**What the exercise asks:**
From the line containing "What data populates" to the end of the records, print every line exactly, both ends included, and leave out the pictures.
START Records to process
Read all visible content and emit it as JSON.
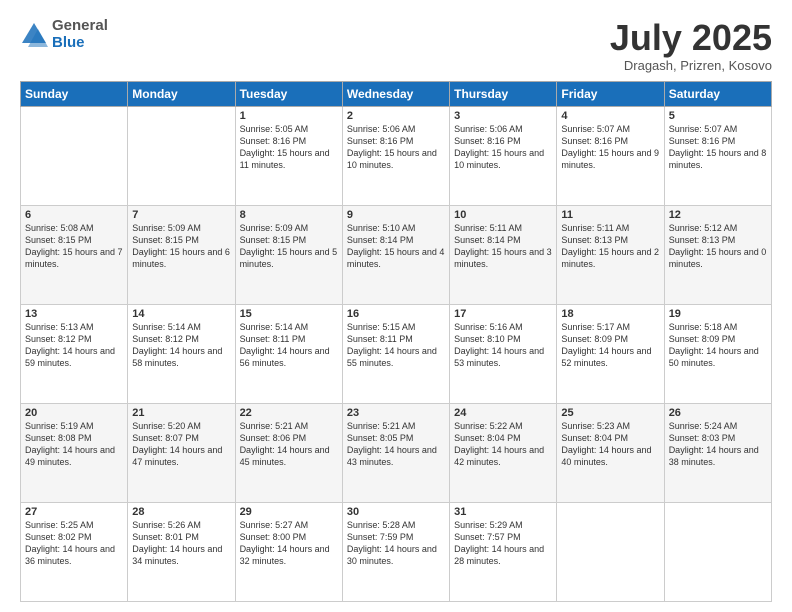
{
  "header": {
    "logo_general": "General",
    "logo_blue": "Blue",
    "month": "July 2025",
    "location": "Dragash, Prizren, Kosovo"
  },
  "weekdays": [
    "Sunday",
    "Monday",
    "Tuesday",
    "Wednesday",
    "Thursday",
    "Friday",
    "Saturday"
  ],
  "weeks": [
    [
      {
        "day": null
      },
      {
        "day": null
      },
      {
        "day": "1",
        "sunrise": "Sunrise: 5:05 AM",
        "sunset": "Sunset: 8:16 PM",
        "daylight": "Daylight: 15 hours and 11 minutes."
      },
      {
        "day": "2",
        "sunrise": "Sunrise: 5:06 AM",
        "sunset": "Sunset: 8:16 PM",
        "daylight": "Daylight: 15 hours and 10 minutes."
      },
      {
        "day": "3",
        "sunrise": "Sunrise: 5:06 AM",
        "sunset": "Sunset: 8:16 PM",
        "daylight": "Daylight: 15 hours and 10 minutes."
      },
      {
        "day": "4",
        "sunrise": "Sunrise: 5:07 AM",
        "sunset": "Sunset: 8:16 PM",
        "daylight": "Daylight: 15 hours and 9 minutes."
      },
      {
        "day": "5",
        "sunrise": "Sunrise: 5:07 AM",
        "sunset": "Sunset: 8:16 PM",
        "daylight": "Daylight: 15 hours and 8 minutes."
      }
    ],
    [
      {
        "day": "6",
        "sunrise": "Sunrise: 5:08 AM",
        "sunset": "Sunset: 8:15 PM",
        "daylight": "Daylight: 15 hours and 7 minutes."
      },
      {
        "day": "7",
        "sunrise": "Sunrise: 5:09 AM",
        "sunset": "Sunset: 8:15 PM",
        "daylight": "Daylight: 15 hours and 6 minutes."
      },
      {
        "day": "8",
        "sunrise": "Sunrise: 5:09 AM",
        "sunset": "Sunset: 8:15 PM",
        "daylight": "Daylight: 15 hours and 5 minutes."
      },
      {
        "day": "9",
        "sunrise": "Sunrise: 5:10 AM",
        "sunset": "Sunset: 8:14 PM",
        "daylight": "Daylight: 15 hours and 4 minutes."
      },
      {
        "day": "10",
        "sunrise": "Sunrise: 5:11 AM",
        "sunset": "Sunset: 8:14 PM",
        "daylight": "Daylight: 15 hours and 3 minutes."
      },
      {
        "day": "11",
        "sunrise": "Sunrise: 5:11 AM",
        "sunset": "Sunset: 8:13 PM",
        "daylight": "Daylight: 15 hours and 2 minutes."
      },
      {
        "day": "12",
        "sunrise": "Sunrise: 5:12 AM",
        "sunset": "Sunset: 8:13 PM",
        "daylight": "Daylight: 15 hours and 0 minutes."
      }
    ],
    [
      {
        "day": "13",
        "sunrise": "Sunrise: 5:13 AM",
        "sunset": "Sunset: 8:12 PM",
        "daylight": "Daylight: 14 hours and 59 minutes."
      },
      {
        "day": "14",
        "sunrise": "Sunrise: 5:14 AM",
        "sunset": "Sunset: 8:12 PM",
        "daylight": "Daylight: 14 hours and 58 minutes."
      },
      {
        "day": "15",
        "sunrise": "Sunrise: 5:14 AM",
        "sunset": "Sunset: 8:11 PM",
        "daylight": "Daylight: 14 hours and 56 minutes."
      },
      {
        "day": "16",
        "sunrise": "Sunrise: 5:15 AM",
        "sunset": "Sunset: 8:11 PM",
        "daylight": "Daylight: 14 hours and 55 minutes."
      },
      {
        "day": "17",
        "sunrise": "Sunrise: 5:16 AM",
        "sunset": "Sunset: 8:10 PM",
        "daylight": "Daylight: 14 hours and 53 minutes."
      },
      {
        "day": "18",
        "sunrise": "Sunrise: 5:17 AM",
        "sunset": "Sunset: 8:09 PM",
        "daylight": "Daylight: 14 hours and 52 minutes."
      },
      {
        "day": "19",
        "sunrise": "Sunrise: 5:18 AM",
        "sunset": "Sunset: 8:09 PM",
        "daylight": "Daylight: 14 hours and 50 minutes."
      }
    ],
    [
      {
        "day": "20",
        "sunrise": "Sunrise: 5:19 AM",
        "sunset": "Sunset: 8:08 PM",
        "daylight": "Daylight: 14 hours and 49 minutes."
      },
      {
        "day": "21",
        "sunrise": "Sunrise: 5:20 AM",
        "sunset": "Sunset: 8:07 PM",
        "daylight": "Daylight: 14 hours and 47 minutes."
      },
      {
        "day": "22",
        "sunrise": "Sunrise: 5:21 AM",
        "sunset": "Sunset: 8:06 PM",
        "daylight": "Daylight: 14 hours and 45 minutes."
      },
      {
        "day": "23",
        "sunrise": "Sunrise: 5:21 AM",
        "sunset": "Sunset: 8:05 PM",
        "daylight": "Daylight: 14 hours and 43 minutes."
      },
      {
        "day": "24",
        "sunrise": "Sunrise: 5:22 AM",
        "sunset": "Sunset: 8:04 PM",
        "daylight": "Daylight: 14 hours and 42 minutes."
      },
      {
        "day": "25",
        "sunrise": "Sunrise: 5:23 AM",
        "sunset": "Sunset: 8:04 PM",
        "daylight": "Daylight: 14 hours and 40 minutes."
      },
      {
        "day": "26",
        "sunrise": "Sunrise: 5:24 AM",
        "sunset": "Sunset: 8:03 PM",
        "daylight": "Daylight: 14 hours and 38 minutes."
      }
    ],
    [
      {
        "day": "27",
        "sunrise": "Sunrise: 5:25 AM",
        "sunset": "Sunset: 8:02 PM",
        "daylight": "Daylight: 14 hours and 36 minutes."
      },
      {
        "day": "28",
        "sunrise": "Sunrise: 5:26 AM",
        "sunset": "Sunset: 8:01 PM",
        "daylight": "Daylight: 14 hours and 34 minutes."
      },
      {
        "day": "29",
        "sunrise": "Sunrise: 5:27 AM",
        "sunset": "Sunset: 8:00 PM",
        "daylight": "Daylight: 14 hours and 32 minutes."
      },
      {
        "day": "30",
        "sunrise": "Sunrise: 5:28 AM",
        "sunset": "Sunset: 7:59 PM",
        "daylight": "Daylight: 14 hours and 30 minutes."
      },
      {
        "day": "31",
        "sunrise": "Sunrise: 5:29 AM",
        "sunset": "Sunset: 7:57 PM",
        "daylight": "Daylight: 14 hours and 28 minutes."
      },
      {
        "day": null
      },
      {
        "day": null
      }
    ]
  ]
}
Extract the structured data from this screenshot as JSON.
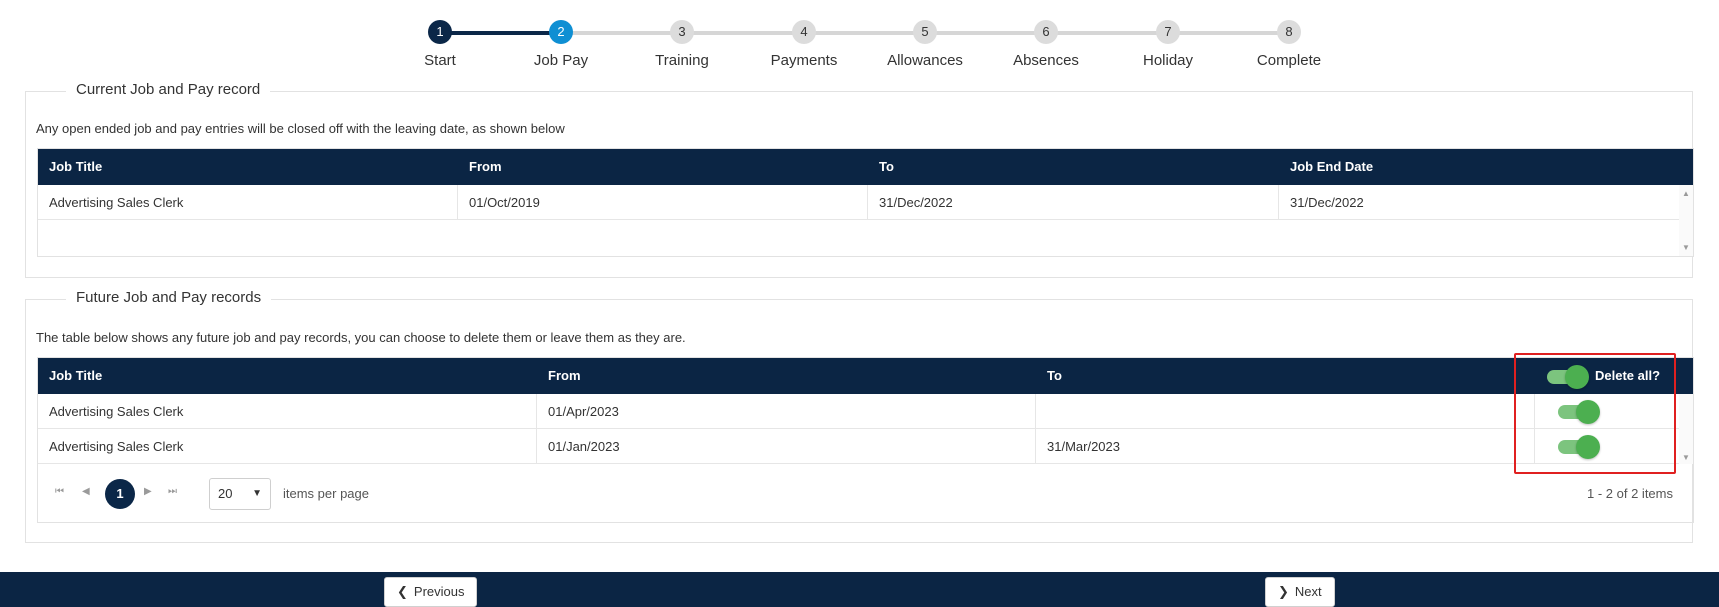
{
  "stepper": {
    "steps": [
      {
        "num": "1",
        "label": "Start"
      },
      {
        "num": "2",
        "label": "Job Pay"
      },
      {
        "num": "3",
        "label": "Training"
      },
      {
        "num": "4",
        "label": "Payments"
      },
      {
        "num": "5",
        "label": "Allowances"
      },
      {
        "num": "6",
        "label": "Absences"
      },
      {
        "num": "7",
        "label": "Holiday"
      },
      {
        "num": "8",
        "label": "Complete"
      }
    ],
    "current_step": 2
  },
  "current": {
    "legend": "Current Job and Pay record",
    "description": "Any open ended job and pay entries will be closed off with the leaving date, as shown below",
    "columns": [
      "Job Title",
      "From",
      "To",
      "Job End Date"
    ],
    "rows": [
      [
        "Advertising Sales Clerk",
        "01/Oct/2019",
        "31/Dec/2022",
        "31/Dec/2022"
      ]
    ]
  },
  "future": {
    "legend": "Future Job and Pay records",
    "description": "The table below shows any future job and pay records, you can choose to delete them or leave them as they are.",
    "columns": [
      "Job Title",
      "From",
      "To",
      "Delete all?"
    ],
    "rows": [
      [
        "Advertising Sales Clerk",
        "01/Apr/2023",
        ""
      ],
      [
        "Advertising Sales Clerk",
        "01/Jan/2023",
        "31/Mar/2023"
      ]
    ],
    "pager": {
      "page": "1",
      "page_size": "20",
      "items_per_page_label": "items per page",
      "info": "1 - 2 of 2 items"
    }
  },
  "footer": {
    "previous_label": "Previous",
    "next_label": "Next"
  },
  "colors": {
    "navy": "#0b2544",
    "active_step": "#0f8fd3",
    "toggle_on": "#4caf50",
    "highlight": "#e02020"
  }
}
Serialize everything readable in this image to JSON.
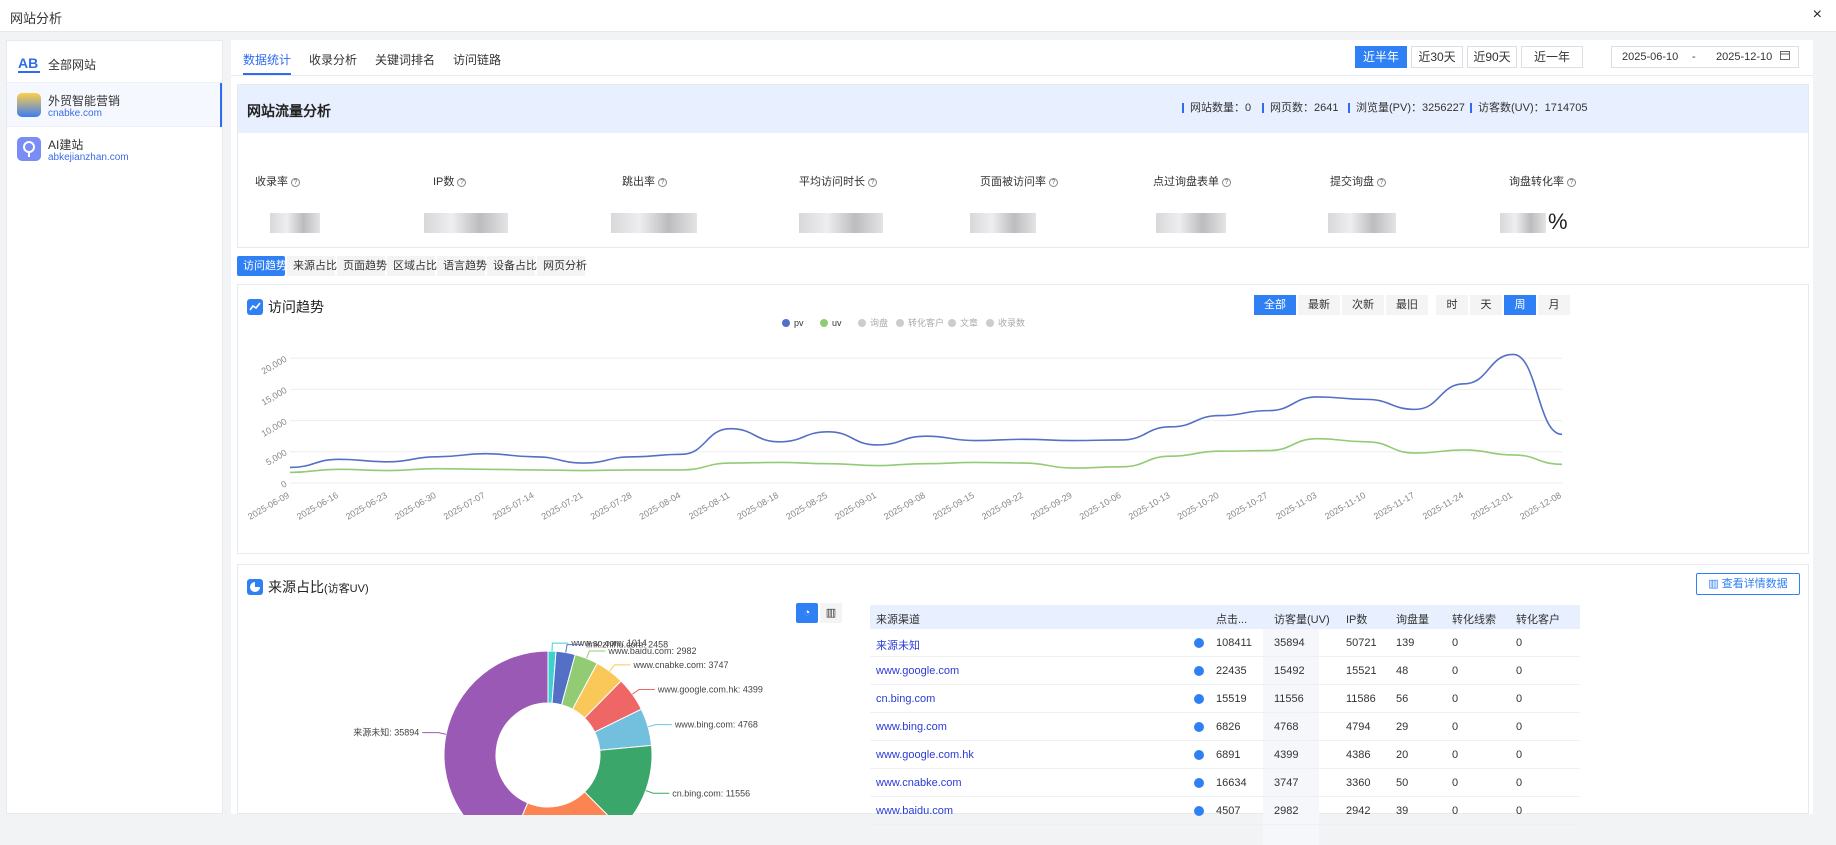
{
  "window": {
    "title": "网站分析",
    "close": "×"
  },
  "sidebar": {
    "items": [
      {
        "name": "全部网站",
        "domain": ""
      },
      {
        "name": "外贸智能营销",
        "domain": "cnabke.com"
      },
      {
        "name": "AI建站",
        "domain": "abkejianzhan.com"
      }
    ]
  },
  "tabs": [
    "数据统计",
    "收录分析",
    "关键词排名",
    "访问链路"
  ],
  "ranges": [
    "近半年",
    "近30天",
    "近90天",
    "近一年"
  ],
  "date": {
    "start": "2025-06-10",
    "sep": "-",
    "end": "2025-12-10"
  },
  "overview": {
    "title": "网站流量分析",
    "stats": [
      "网站数量：0",
      "网页数：2641",
      "浏览量(PV)：3256227",
      "访客数(UV)：1714705"
    ],
    "metrics": [
      "收录率",
      "IP数",
      "跳出率",
      "平均访问时长",
      "页面被访问率",
      "点过询盘表单",
      "提交询盘",
      "询盘转化率"
    ],
    "percent_sign": "%"
  },
  "subtabs": [
    "访问趋势",
    "来源占比",
    "页面趋势",
    "区域占比",
    "语言趋势",
    "设备占比",
    "网页分析"
  ],
  "trend": {
    "title": "访问趋势",
    "filters": [
      "全部",
      "最新",
      "次新",
      "最旧"
    ],
    "periods": [
      "时",
      "天",
      "周",
      "月"
    ],
    "legend": [
      {
        "name": "pv",
        "color": "#5470c6"
      },
      {
        "name": "uv",
        "color": "#91cc75"
      },
      {
        "name": "询盘",
        "color": "#cccccc"
      },
      {
        "name": "转化客户",
        "color": "#cccccc"
      },
      {
        "name": "文章",
        "color": "#cccccc"
      },
      {
        "name": "收录数",
        "color": "#cccccc"
      }
    ]
  },
  "source": {
    "title": "来源占比",
    "subtitle": "(访客UV)",
    "detail_button": "查看详情数据",
    "columns": [
      "来源渠道",
      "点击...",
      "访客量(UV)",
      "IP数",
      "询盘量",
      "转化线索",
      "转化客户"
    ],
    "rows": [
      [
        "来源未知",
        "108411",
        "35894",
        "50721",
        "139",
        "0",
        "0"
      ],
      [
        "www.google.com",
        "22435",
        "15492",
        "15521",
        "48",
        "0",
        "0"
      ],
      [
        "cn.bing.com",
        "15519",
        "11556",
        "11586",
        "56",
        "0",
        "0"
      ],
      [
        "www.bing.com",
        "6826",
        "4768",
        "4794",
        "29",
        "0",
        "0"
      ],
      [
        "www.google.com.hk",
        "6891",
        "4399",
        "4386",
        "20",
        "0",
        "0"
      ],
      [
        "www.cnabke.com",
        "16634",
        "3747",
        "3360",
        "50",
        "0",
        "0"
      ],
      [
        "www.baidu.com",
        "4507",
        "2982",
        "2942",
        "39",
        "0",
        "0"
      ]
    ],
    "pie_labels": [
      "www.so.com: 1014",
      "link.zhihu.com: 2458",
      "www.baidu.com: 2982",
      "www.cnabke.com: 3747",
      "www.google.com.hk: 4399",
      "www.bing.com: 4768",
      "cn.bing.com: 11556",
      "来源未知: 35894"
    ]
  },
  "chart_data": [
    {
      "type": "line",
      "x": [
        "2025-06-09",
        "2025-06-16",
        "2025-06-23",
        "2025-06-30",
        "2025-07-07",
        "2025-07-14",
        "2025-07-21",
        "2025-07-28",
        "2025-08-04",
        "2025-08-11",
        "2025-08-18",
        "2025-08-25",
        "2025-09-01",
        "2025-09-08",
        "2025-09-15",
        "2025-09-22",
        "2025-09-29",
        "2025-10-06",
        "2025-10-13",
        "2025-10-20",
        "2025-10-27",
        "2025-11-03",
        "2025-11-10",
        "2025-11-17",
        "2025-11-24",
        "2025-12-01",
        "2025-12-08"
      ],
      "series": [
        {
          "name": "pv",
          "values": [
            2500,
            3800,
            3400,
            4200,
            4700,
            4200,
            3200,
            4200,
            4600,
            8700,
            6600,
            8200,
            6100,
            7500,
            6800,
            7000,
            6800,
            6900,
            9000,
            10800,
            11600,
            13800,
            13400,
            11800,
            15900,
            20600,
            7800
          ]
        },
        {
          "name": "uv",
          "values": [
            1700,
            2200,
            2000,
            2300,
            2200,
            2100,
            2000,
            2100,
            2100,
            3200,
            3300,
            3100,
            2800,
            3100,
            3300,
            3200,
            2400,
            2600,
            4300,
            5100,
            5200,
            7100,
            6600,
            4800,
            5300,
            4500,
            3000
          ]
        }
      ],
      "ylim": [
        0,
        25000
      ],
      "yticks": [
        0,
        5000,
        10000,
        15000,
        20000
      ],
      "grid": true,
      "legend": "top-center"
    },
    {
      "type": "pie",
      "categories": [
        "来源未知",
        "www.google.com",
        "cn.bing.com",
        "www.bing.com",
        "www.google.com.hk",
        "www.cnabke.com",
        "www.baidu.com",
        "link.zhihu.com",
        "www.so.com"
      ],
      "values": [
        35894,
        15492,
        11556,
        4768,
        4399,
        3747,
        2982,
        2458,
        1014
      ]
    }
  ]
}
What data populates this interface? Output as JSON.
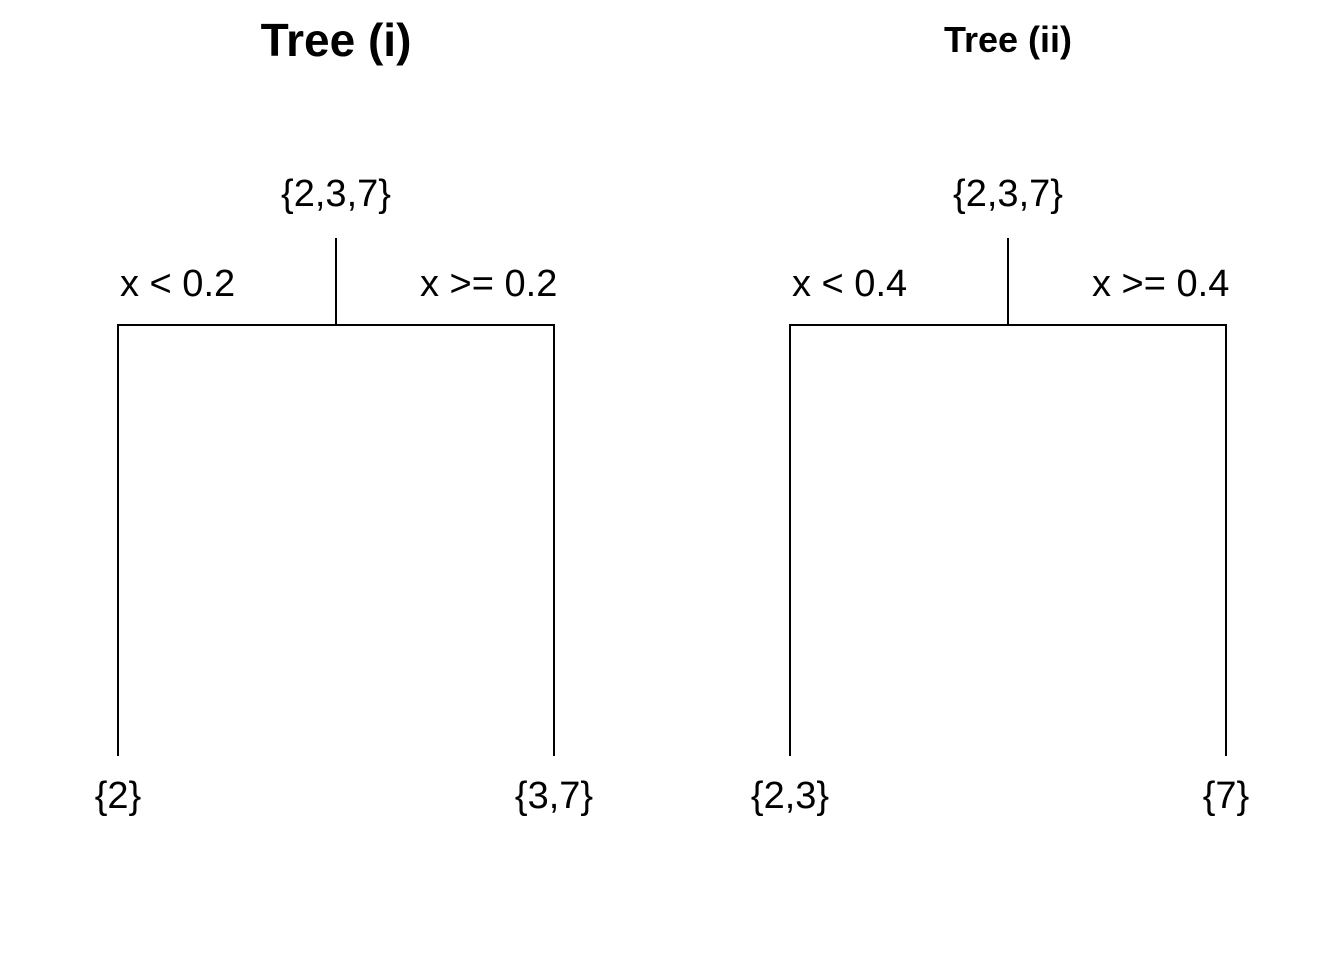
{
  "trees": [
    {
      "title": "Tree (i)",
      "root": "{2,3,7}",
      "split_left": "x < 0.2",
      "split_right": "x >= 0.2",
      "leaf_left": "{2}",
      "leaf_right": "{3,7}"
    },
    {
      "title": "Tree (ii)",
      "root": "{2,3,7}",
      "split_left": "x < 0.4",
      "split_right": "x >= 0.4",
      "leaf_left": "{2,3}",
      "leaf_right": "{7}"
    }
  ]
}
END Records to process
**Result for this task:**
What data populates this interface? Output as JSON.
{
  "trees": [
    {
      "title": "Tree (i)",
      "root": "{2,3,7}",
      "split_left": "x < 0.2",
      "split_right": "x >= 0.2",
      "leaf_left": "{2}",
      "leaf_right": "{3,7}"
    },
    {
      "title": "Tree (ii)",
      "root": "{2,3,7}",
      "split_left": "x < 0.4",
      "split_right": "x >= 0.4",
      "leaf_left": "{2,3}",
      "leaf_right": "{7}"
    }
  ]
}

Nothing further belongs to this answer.